[Collection entries]

'''

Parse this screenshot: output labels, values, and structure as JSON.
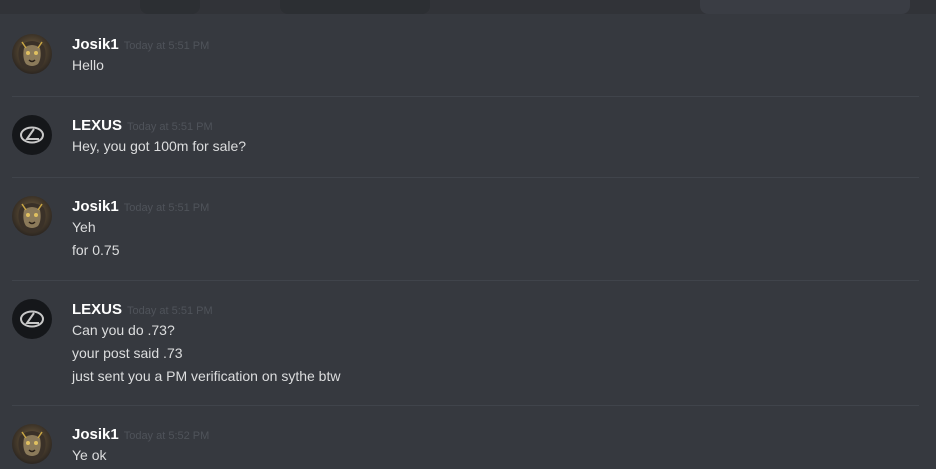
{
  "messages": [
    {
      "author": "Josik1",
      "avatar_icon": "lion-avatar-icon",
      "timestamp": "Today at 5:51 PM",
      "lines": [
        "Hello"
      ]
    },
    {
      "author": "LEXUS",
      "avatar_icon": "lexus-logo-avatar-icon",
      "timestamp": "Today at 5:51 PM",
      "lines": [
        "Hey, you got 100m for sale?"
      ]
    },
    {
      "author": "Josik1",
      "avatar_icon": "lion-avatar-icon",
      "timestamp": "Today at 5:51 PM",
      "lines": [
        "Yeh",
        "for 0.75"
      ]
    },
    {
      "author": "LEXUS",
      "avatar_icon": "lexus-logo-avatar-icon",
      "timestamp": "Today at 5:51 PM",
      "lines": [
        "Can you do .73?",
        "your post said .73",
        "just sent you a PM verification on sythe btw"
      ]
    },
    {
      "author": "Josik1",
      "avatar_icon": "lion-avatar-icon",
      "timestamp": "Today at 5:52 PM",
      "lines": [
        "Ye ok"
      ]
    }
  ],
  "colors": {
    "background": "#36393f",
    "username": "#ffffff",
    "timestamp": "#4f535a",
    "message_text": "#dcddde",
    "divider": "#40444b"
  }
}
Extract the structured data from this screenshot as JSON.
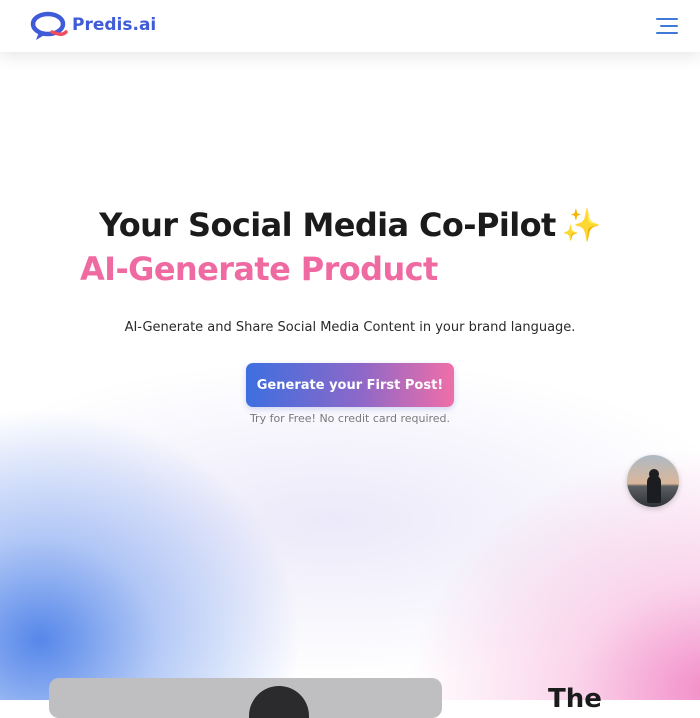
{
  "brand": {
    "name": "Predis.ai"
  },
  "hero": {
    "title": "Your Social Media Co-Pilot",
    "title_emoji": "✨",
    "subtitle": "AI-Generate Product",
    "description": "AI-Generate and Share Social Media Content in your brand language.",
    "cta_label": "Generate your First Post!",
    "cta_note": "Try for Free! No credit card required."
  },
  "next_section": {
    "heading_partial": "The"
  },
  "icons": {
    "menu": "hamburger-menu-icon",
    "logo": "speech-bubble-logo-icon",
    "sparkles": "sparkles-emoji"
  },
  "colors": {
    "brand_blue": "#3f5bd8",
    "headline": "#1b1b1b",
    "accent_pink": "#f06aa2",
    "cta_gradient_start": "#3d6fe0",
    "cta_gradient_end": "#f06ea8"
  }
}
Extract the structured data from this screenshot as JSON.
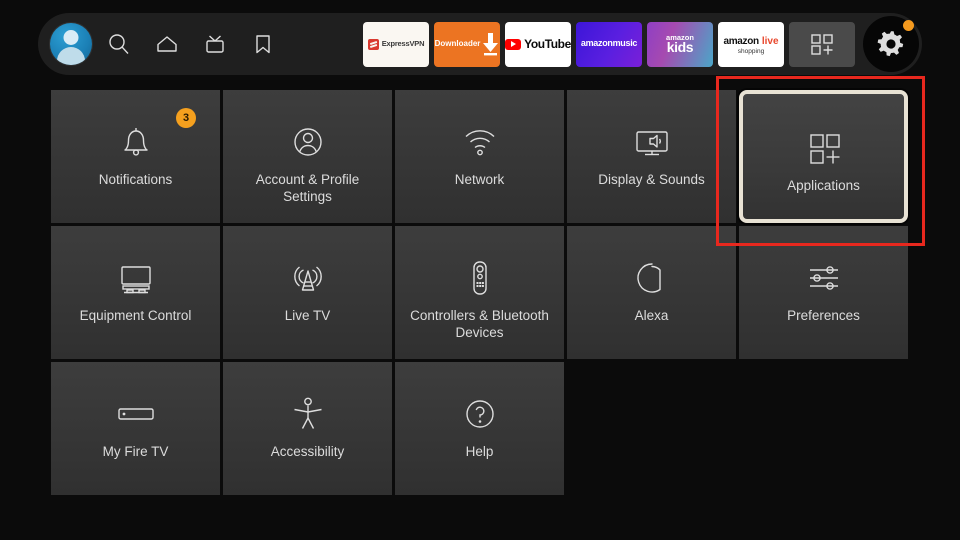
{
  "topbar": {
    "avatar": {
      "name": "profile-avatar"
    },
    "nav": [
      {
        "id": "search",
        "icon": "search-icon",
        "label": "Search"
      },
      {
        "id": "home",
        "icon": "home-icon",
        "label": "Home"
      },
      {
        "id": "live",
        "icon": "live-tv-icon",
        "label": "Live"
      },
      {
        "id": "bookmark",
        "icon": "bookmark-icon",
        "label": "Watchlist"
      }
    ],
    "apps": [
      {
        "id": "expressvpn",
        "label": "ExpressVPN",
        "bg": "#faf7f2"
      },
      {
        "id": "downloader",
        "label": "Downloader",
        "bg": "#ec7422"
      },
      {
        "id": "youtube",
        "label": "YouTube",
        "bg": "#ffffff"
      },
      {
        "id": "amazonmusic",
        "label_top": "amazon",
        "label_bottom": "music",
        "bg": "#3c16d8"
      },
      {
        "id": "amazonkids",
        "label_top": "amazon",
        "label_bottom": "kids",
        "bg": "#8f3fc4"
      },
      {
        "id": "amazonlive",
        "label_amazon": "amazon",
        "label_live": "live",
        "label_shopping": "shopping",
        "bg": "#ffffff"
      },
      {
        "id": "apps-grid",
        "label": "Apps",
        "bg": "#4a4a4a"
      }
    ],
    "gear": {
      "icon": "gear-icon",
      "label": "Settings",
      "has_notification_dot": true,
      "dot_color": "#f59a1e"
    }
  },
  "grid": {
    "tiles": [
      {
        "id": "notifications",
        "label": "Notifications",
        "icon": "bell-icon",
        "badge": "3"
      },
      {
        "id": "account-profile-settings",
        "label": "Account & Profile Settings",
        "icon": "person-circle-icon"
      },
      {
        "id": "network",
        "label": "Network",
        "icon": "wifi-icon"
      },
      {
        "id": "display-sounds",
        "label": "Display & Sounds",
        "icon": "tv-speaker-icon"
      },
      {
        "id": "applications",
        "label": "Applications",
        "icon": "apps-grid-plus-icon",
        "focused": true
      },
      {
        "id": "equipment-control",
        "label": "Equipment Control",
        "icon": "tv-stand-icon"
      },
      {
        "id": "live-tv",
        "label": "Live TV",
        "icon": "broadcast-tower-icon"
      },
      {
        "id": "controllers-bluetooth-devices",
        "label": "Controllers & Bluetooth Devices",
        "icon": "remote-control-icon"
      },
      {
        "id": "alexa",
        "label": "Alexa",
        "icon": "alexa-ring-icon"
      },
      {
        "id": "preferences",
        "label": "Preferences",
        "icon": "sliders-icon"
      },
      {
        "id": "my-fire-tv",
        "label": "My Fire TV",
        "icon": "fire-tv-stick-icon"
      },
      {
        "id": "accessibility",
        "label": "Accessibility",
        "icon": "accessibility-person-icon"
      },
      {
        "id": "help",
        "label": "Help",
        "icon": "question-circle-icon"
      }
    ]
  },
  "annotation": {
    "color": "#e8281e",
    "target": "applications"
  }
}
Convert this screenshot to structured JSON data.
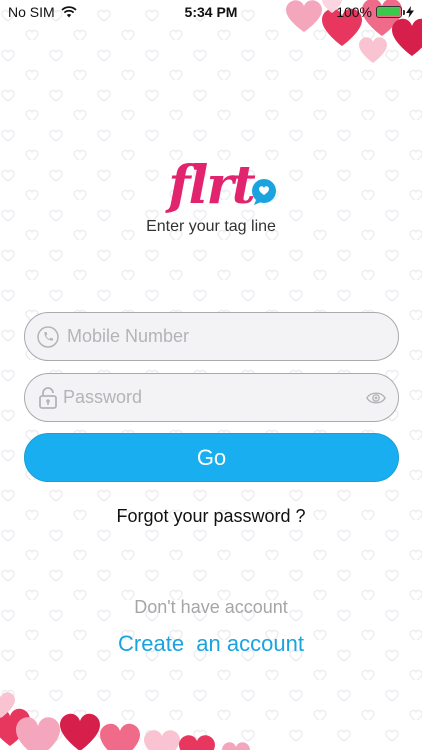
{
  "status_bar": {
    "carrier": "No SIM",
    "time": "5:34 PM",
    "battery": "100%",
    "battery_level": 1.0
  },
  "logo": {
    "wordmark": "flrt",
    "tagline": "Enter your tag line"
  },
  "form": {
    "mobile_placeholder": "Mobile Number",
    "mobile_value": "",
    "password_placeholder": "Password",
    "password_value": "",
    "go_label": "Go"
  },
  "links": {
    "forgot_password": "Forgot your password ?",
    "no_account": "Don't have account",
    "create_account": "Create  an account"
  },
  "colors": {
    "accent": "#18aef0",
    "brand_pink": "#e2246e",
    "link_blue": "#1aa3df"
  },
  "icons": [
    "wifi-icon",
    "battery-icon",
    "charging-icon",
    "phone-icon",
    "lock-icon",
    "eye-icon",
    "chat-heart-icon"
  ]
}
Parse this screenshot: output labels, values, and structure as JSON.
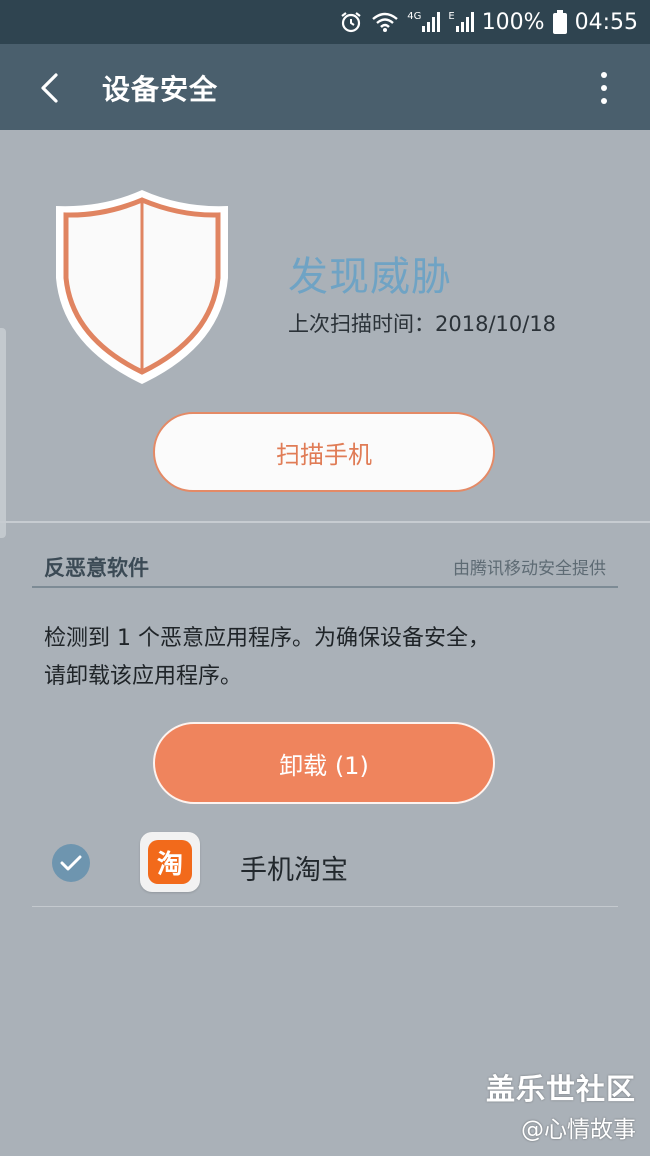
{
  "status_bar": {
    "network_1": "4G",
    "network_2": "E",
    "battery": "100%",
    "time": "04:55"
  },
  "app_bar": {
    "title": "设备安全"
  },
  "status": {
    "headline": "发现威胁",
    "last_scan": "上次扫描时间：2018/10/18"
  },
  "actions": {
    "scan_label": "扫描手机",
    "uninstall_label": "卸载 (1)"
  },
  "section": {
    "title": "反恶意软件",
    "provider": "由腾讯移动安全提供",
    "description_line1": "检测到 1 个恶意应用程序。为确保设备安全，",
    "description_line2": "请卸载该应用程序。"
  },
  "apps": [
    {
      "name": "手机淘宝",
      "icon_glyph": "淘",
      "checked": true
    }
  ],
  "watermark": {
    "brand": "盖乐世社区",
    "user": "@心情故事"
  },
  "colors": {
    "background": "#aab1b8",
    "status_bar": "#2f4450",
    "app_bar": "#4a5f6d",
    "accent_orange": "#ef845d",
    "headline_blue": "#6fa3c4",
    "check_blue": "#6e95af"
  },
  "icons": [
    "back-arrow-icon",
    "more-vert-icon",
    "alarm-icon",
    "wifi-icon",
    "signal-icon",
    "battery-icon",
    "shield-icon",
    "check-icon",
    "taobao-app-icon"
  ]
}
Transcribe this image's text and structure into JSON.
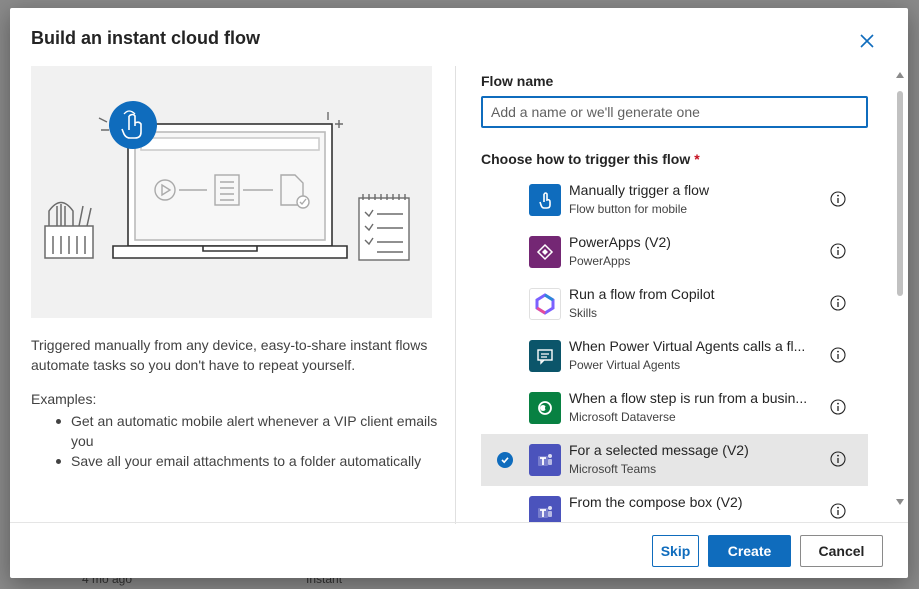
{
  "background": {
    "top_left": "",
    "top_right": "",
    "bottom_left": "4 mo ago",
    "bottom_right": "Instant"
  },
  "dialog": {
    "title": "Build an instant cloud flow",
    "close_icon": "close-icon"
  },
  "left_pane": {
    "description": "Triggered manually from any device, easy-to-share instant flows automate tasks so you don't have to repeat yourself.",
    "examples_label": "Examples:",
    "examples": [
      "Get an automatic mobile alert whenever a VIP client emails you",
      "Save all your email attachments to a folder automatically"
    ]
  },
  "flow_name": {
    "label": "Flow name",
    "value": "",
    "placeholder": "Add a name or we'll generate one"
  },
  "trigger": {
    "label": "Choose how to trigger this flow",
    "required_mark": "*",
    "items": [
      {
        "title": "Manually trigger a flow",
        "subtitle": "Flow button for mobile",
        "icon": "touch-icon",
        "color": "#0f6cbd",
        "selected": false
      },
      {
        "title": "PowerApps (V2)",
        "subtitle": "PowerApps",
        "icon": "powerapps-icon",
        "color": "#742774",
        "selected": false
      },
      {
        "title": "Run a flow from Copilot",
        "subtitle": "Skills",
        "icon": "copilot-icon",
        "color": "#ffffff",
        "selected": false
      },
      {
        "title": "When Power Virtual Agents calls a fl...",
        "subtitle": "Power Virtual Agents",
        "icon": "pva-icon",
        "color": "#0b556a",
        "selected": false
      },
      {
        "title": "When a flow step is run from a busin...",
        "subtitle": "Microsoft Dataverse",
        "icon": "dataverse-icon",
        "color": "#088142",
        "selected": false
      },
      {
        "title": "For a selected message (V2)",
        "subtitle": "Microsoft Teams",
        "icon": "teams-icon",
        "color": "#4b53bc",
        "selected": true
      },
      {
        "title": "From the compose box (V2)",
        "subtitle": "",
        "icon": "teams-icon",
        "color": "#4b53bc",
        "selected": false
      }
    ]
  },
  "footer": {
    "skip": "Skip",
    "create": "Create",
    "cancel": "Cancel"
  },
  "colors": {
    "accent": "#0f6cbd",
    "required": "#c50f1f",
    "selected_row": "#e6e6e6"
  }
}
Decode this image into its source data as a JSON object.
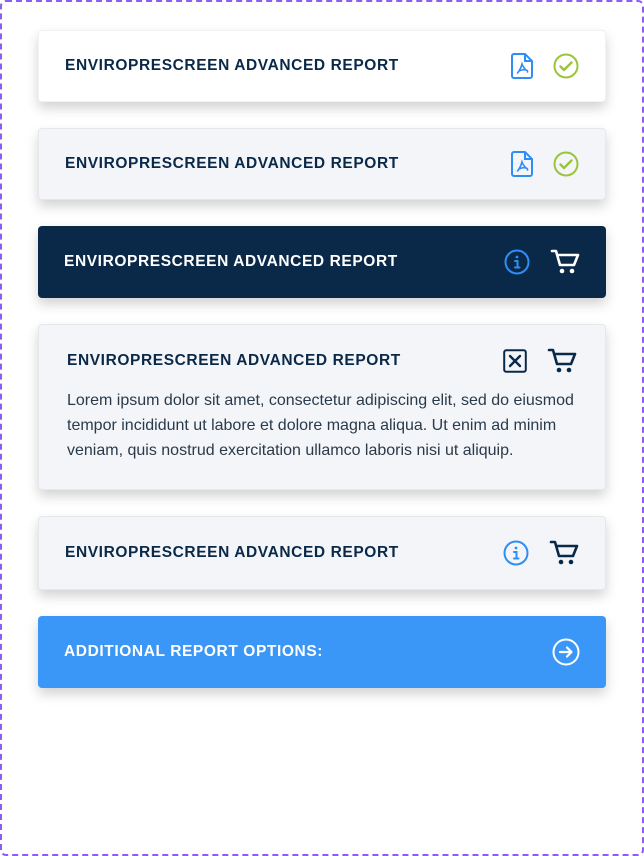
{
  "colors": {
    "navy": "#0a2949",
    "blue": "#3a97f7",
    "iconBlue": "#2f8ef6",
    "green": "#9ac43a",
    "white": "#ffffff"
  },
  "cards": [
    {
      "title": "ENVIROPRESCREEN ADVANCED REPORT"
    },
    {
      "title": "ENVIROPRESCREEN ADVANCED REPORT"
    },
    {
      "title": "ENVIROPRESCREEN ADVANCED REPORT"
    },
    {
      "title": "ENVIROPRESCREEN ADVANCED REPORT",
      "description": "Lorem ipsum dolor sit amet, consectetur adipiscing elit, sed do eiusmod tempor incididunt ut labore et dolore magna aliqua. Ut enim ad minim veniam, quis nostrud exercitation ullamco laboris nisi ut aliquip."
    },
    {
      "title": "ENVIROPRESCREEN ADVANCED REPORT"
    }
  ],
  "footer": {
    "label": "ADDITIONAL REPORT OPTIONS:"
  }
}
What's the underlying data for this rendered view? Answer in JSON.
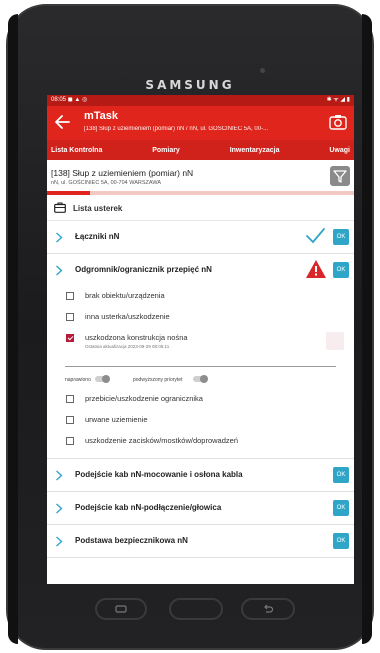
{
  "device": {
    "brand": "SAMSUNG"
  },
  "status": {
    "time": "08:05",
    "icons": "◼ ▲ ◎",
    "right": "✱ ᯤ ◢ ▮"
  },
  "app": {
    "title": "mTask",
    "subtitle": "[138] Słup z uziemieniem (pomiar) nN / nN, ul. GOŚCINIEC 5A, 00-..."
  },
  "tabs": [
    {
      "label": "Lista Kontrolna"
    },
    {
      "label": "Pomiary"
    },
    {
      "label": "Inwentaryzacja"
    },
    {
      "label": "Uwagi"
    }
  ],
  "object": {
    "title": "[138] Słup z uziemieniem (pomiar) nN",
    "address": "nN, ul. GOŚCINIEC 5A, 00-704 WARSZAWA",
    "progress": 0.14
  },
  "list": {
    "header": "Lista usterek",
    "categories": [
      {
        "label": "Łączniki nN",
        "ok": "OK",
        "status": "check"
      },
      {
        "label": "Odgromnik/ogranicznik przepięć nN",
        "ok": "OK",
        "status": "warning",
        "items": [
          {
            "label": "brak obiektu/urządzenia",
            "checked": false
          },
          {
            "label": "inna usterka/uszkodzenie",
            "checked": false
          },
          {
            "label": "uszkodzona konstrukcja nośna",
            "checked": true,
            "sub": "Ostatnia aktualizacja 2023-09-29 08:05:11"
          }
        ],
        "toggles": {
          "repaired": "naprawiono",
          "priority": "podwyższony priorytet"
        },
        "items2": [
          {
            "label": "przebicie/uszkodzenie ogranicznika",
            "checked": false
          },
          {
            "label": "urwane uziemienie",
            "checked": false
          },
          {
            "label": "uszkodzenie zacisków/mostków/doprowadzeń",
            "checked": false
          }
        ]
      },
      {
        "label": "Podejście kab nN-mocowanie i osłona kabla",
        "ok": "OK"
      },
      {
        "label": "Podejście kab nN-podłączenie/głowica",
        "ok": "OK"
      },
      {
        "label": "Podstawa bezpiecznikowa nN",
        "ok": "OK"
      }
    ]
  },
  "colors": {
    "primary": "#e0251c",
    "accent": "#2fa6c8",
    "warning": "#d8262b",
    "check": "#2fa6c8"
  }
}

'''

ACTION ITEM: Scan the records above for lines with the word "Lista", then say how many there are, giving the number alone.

EXERCISE OUTPUT: 2